_Provided entries_
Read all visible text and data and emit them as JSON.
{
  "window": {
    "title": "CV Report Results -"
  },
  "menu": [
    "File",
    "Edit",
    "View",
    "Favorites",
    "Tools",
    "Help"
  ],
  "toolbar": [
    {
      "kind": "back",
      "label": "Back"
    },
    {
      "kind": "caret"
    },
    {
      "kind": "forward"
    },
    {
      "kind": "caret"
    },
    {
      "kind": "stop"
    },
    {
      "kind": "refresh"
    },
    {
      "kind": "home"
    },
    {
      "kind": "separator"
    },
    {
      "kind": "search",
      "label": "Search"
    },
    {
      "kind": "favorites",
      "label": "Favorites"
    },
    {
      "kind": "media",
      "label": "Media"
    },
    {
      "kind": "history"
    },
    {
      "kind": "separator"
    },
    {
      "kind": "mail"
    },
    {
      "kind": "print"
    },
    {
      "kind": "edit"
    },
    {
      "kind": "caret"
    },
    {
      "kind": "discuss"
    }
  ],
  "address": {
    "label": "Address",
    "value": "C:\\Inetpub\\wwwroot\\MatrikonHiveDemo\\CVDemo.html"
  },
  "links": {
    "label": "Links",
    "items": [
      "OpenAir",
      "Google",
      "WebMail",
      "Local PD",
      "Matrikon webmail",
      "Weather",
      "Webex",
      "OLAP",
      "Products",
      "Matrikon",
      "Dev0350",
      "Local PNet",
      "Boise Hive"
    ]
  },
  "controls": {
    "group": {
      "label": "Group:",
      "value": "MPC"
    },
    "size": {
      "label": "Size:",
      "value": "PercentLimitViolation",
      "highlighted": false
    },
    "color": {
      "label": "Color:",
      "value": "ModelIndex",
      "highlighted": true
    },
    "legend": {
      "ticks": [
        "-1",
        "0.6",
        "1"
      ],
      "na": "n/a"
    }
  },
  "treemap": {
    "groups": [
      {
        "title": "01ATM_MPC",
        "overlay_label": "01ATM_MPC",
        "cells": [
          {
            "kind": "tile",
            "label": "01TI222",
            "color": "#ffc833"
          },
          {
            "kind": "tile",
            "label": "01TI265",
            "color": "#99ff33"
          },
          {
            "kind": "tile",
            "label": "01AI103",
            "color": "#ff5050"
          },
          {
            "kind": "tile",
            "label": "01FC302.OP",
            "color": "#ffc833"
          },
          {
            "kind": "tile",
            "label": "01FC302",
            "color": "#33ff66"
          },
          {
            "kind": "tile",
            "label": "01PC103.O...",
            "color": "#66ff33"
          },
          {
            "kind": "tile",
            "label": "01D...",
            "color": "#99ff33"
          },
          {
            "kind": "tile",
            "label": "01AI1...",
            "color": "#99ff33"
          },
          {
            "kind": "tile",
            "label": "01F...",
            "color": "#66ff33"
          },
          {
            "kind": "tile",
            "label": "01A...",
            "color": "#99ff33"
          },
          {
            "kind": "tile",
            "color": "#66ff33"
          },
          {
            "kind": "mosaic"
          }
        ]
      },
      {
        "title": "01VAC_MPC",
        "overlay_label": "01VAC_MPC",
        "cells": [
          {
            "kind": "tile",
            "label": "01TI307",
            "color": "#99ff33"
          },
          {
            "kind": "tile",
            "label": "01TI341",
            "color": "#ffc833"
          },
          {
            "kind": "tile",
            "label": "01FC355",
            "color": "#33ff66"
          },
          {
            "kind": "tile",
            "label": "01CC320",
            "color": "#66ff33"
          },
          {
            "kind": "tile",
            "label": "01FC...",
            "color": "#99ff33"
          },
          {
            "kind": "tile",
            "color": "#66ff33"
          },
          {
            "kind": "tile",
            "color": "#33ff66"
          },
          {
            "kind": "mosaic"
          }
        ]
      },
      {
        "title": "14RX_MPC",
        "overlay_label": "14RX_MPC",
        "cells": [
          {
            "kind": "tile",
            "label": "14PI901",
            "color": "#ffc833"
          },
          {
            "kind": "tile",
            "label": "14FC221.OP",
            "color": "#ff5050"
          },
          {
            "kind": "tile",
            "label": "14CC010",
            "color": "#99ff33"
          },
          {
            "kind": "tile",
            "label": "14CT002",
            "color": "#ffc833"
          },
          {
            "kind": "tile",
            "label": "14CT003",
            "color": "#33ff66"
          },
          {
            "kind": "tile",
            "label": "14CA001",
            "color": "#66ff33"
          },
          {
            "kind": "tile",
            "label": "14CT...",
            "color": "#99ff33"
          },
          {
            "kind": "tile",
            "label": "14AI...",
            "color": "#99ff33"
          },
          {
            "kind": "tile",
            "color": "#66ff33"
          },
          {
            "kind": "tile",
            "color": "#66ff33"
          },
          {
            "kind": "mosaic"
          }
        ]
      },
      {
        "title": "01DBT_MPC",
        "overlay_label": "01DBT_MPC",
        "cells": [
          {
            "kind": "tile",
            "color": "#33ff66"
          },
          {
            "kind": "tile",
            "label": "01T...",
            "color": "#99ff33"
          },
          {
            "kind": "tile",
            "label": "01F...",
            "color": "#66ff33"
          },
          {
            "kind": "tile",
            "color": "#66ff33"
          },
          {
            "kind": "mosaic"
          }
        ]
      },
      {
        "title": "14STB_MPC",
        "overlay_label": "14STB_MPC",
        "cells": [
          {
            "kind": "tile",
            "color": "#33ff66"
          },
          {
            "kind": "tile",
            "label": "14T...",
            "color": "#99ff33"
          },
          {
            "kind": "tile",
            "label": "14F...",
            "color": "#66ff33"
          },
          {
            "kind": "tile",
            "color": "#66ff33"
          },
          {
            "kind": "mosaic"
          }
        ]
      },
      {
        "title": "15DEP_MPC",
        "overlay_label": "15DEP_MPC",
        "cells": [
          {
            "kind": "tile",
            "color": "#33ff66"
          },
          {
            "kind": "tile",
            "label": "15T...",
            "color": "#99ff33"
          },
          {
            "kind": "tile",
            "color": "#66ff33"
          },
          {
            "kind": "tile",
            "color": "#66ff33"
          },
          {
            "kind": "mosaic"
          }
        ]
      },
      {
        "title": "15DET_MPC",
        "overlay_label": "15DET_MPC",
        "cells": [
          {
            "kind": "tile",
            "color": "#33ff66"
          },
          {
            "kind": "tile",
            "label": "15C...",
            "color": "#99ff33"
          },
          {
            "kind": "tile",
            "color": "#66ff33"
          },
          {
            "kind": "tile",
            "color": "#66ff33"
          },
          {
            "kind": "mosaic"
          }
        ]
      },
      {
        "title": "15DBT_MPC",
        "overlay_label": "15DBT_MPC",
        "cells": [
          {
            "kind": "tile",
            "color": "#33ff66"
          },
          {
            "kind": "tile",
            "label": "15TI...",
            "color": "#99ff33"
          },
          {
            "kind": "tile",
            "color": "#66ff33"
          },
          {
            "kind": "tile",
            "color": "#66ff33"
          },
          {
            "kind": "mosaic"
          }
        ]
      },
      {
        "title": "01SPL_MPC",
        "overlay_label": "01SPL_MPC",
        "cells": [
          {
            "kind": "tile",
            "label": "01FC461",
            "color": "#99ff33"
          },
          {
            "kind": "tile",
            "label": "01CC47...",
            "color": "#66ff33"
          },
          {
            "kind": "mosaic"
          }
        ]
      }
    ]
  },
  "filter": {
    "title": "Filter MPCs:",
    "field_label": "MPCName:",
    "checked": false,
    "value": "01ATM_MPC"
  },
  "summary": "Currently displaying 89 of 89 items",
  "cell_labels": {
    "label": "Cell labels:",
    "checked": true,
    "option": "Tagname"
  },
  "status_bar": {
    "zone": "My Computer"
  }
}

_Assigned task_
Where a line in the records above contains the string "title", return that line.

_Result for this task_
    "title": "CV Report Results -"
        "title": "01ATM_MPC",
        "title": "01VAC_MPC",
        "title": "14RX_MPC",
        "title": "01DBT_MPC",
        "title": "14STB_MPC",
        "title": "15DEP_MPC",
        "title": "15DET_MPC",
        "title": "15DBT_MPC",
        "title": "01SPL_MPC",
    "title": "Filter MPCs:",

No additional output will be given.